However, there are many differences between Egypt and Algeria. Algeria's Front Islamique de Salut, which was headed for an electoral victory, was a new party formed hurriedly and serving as an umbrella for multiple Islamist currents — the core of which were Salafists (including many jihadists). In sharp contrast, Egypt's Brotherhood has been around for 85 years and is a well-organized group that has long been on the path of mainstream politics. This is why jihadism, though born in Egypt, never displaced mainstream Islamism despite the decades-long suppression of the Brotherhood at the hands of the autocratic regimes during the Nasser, Sadat, and Mubarak presidencies.

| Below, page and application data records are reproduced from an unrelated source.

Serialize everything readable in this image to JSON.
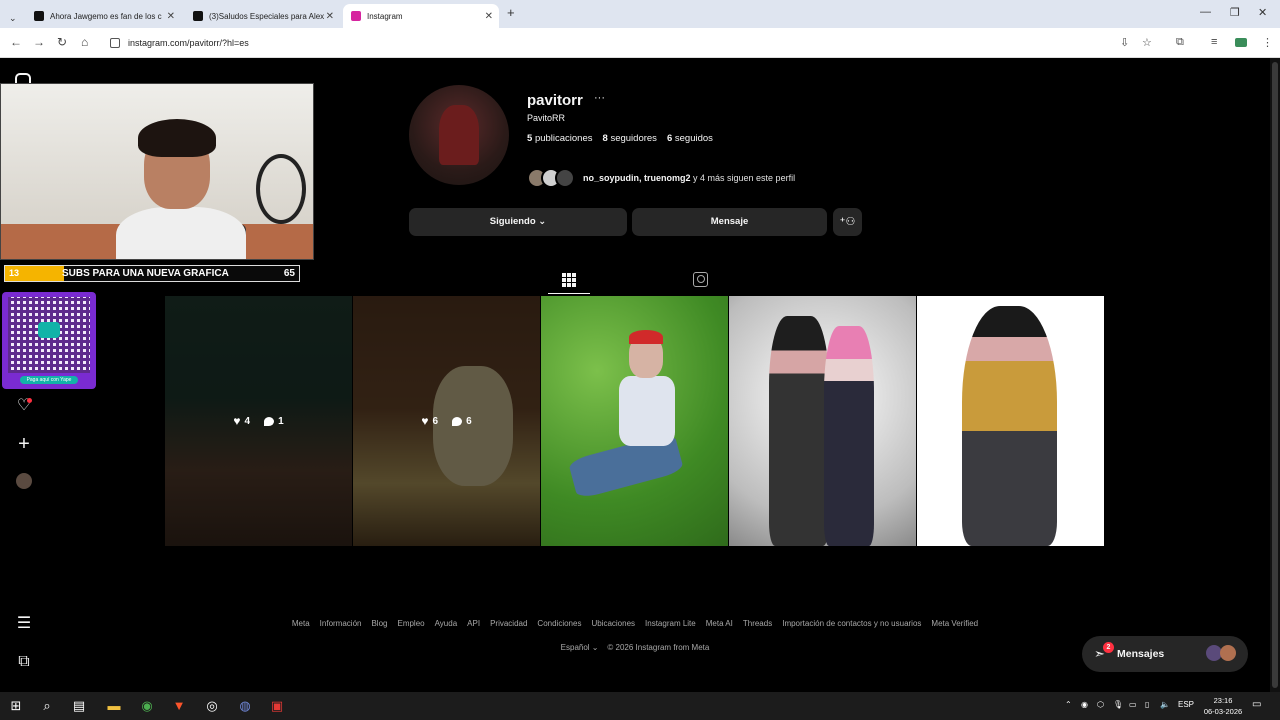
{
  "browser": {
    "tabs": [
      {
        "label": "Ahora Jawgemo es fan de los c",
        "fav": "#111"
      },
      {
        "label": "(3)Saludos Especiales para Alex",
        "fav": "#111"
      },
      {
        "label": "Instagram",
        "fav": "#d6249f"
      }
    ],
    "url": "instagram.com/pavitorr/?hl=es"
  },
  "overlay": {
    "sub_count_left": "13",
    "sub_text": "SUBS PARA UNA NUEVA GRAFICA",
    "sub_count_right": "65",
    "sub_progress": 0.2,
    "qr_caption": "Paga aquí con Yape"
  },
  "profile": {
    "username": "pavitorr",
    "more": "···",
    "full_name": "PavitoRR",
    "posts_count": "5",
    "posts_label": "publicaciones",
    "followers_count": "8",
    "followers_label": "seguidores",
    "following_count": "6",
    "following_label": "seguidos",
    "followed_by_names": "no_soypudin, truenomg2",
    "followed_by_rest": " y 4 más siguen este perfil",
    "following_btn": "Siguiendo ⌄",
    "message_btn": "Mensaje"
  },
  "posts": [
    {
      "likes": "4",
      "comments": "1"
    },
    {
      "likes": "6",
      "comments": "6"
    }
  ],
  "footer": {
    "links": [
      "Meta",
      "Información",
      "Blog",
      "Empleo",
      "Ayuda",
      "API",
      "Privacidad",
      "Condiciones",
      "Ubicaciones",
      "Instagram Lite",
      "Meta AI",
      "Threads",
      "Importación de contactos y no usuarios",
      "Meta Verified"
    ],
    "language": "Español ⌄",
    "copyright": "© 2026 Instagram from Meta"
  },
  "messages": {
    "label": "Mensajes",
    "badge": "2"
  },
  "taskbar": {
    "lang": "ESP",
    "time": "23:16",
    "date": "06-03-2026"
  }
}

Furthermore, Egypt's two main jihadist groups, Tandheem al-Jihad and Gamaah al-Islamiyah, have long renounced violence and in fact adopted the Brotherhood approach in the wake of the Arab Spring uprising that ousted Mubarak. Therefore, it is unlikely that transnational jihadists will be able to steer Egypt toward a civil war like Algeria's during the 1990s or post-Arab Spring Syria's. That said, Egypt is likely to see its share of violence (in many cases in the form of militant attacks) as a result of many other factors. Fighting is likely to continue and escalate along ideological lines with selective engagement by the military, which may or may not distinguish between the Brotherhood and the more radical elements. Moreover, the Muslim holy month of Ramadan begins at sundown July 8. Ramadan generally motivates Muslims — especially Islamists — to strive harder for their causes and makes it easier to mobilize their followers, though activities during this time are more likely after sundown, when Muslims break their daily fasts.

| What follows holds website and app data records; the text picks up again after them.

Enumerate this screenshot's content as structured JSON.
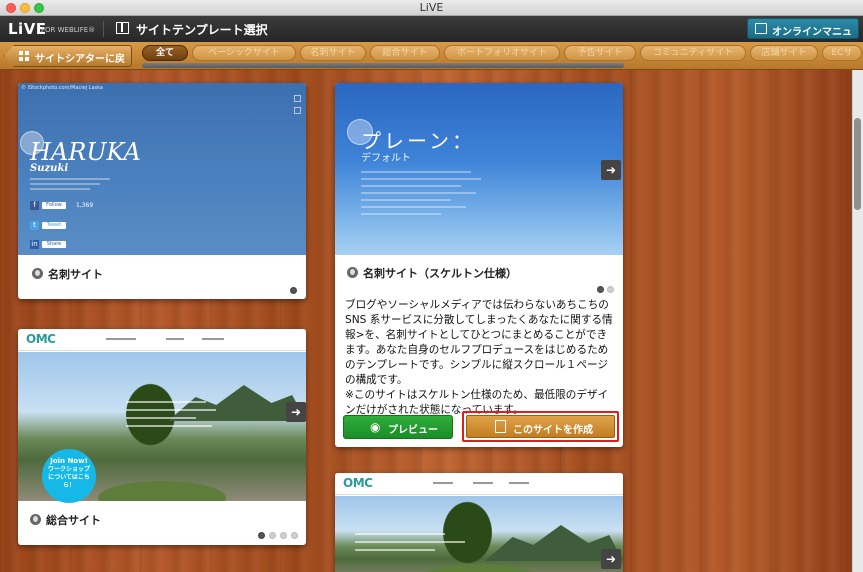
{
  "window": {
    "title": "LiVE"
  },
  "toolbar": {
    "logo": "LiVE",
    "logo_sub": "FOR WEBLIFE®",
    "title": "サイトテンプレート選択",
    "manual_label": "オンラインマニュアル"
  },
  "catbar": {
    "back_label": "サイトシアターに戻る",
    "categories": [
      "全て",
      "ベーシックサイト",
      "名刺サイト",
      "総合サイト",
      "ポートフォリオサイト",
      "予告サイト",
      "コミュニティサイト",
      "店舗サイト",
      "ECサ"
    ]
  },
  "cards": {
    "haruka": {
      "photo_credit": "© iStockphoto.com/Maciej Laska",
      "name": "HARUKA",
      "surname": "Suzuki",
      "count": "1,369",
      "like_label": "Follow",
      "tweet_label": "Tweet",
      "share_label": "Share",
      "label": "名刺サイト"
    },
    "plain": {
      "heading": "プレーン：",
      "subheading": "デフォルト",
      "label": "名刺サイト（スケルトン仕様）",
      "description": "ブログやソーシャルメディアでは伝わらないあちこちのSNS 系サービスに分散してしまったくあなたに関する情報>を、名刺サイトとしてひとつにまとめることができます。あなた自身のセルフプロデュースをはじめるためのテンプレートです。シンプルに縦スクロール１ページの構成です。\n※このサイトはスケルトン仕様のため、最低限のデザインだけがされた状態になっています。",
      "preview_label": "プレビュー",
      "create_label": "このサイトを作成"
    },
    "omc1": {
      "logo": "OMC",
      "badge": "Join Now!",
      "badge_text": "ワークショップについてはこちら！",
      "label": "総合サイト"
    },
    "omc2": {
      "logo": "OMC"
    }
  }
}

Conversely, the Brotherhood's use of inflammatory rhetoric in an already charged atmosphere in an effort to mobilize its supporters against the coup will only give the more radical elements openings to exploit and could blur the line between the Brotherhood's cadre and more radical forces. With the Brotherhood's senior leadership in jail, the mainstream Islamist movement may not be able to control the unrest it is currently fomenting. Jihadist forces, realizing that the window of opportunity for them is narrow, would like to prevent any compromise between the military and the Brotherhood in the short term. Therefore, the duration and intensity of the crisis in Egypt will depend upon the Brotherhood and the military's ability (or lack thereof) to reach a political compromise.
Editor's note: An earlier version of this analysis misstated the location of the July 8 confrontation between protesters and security forces.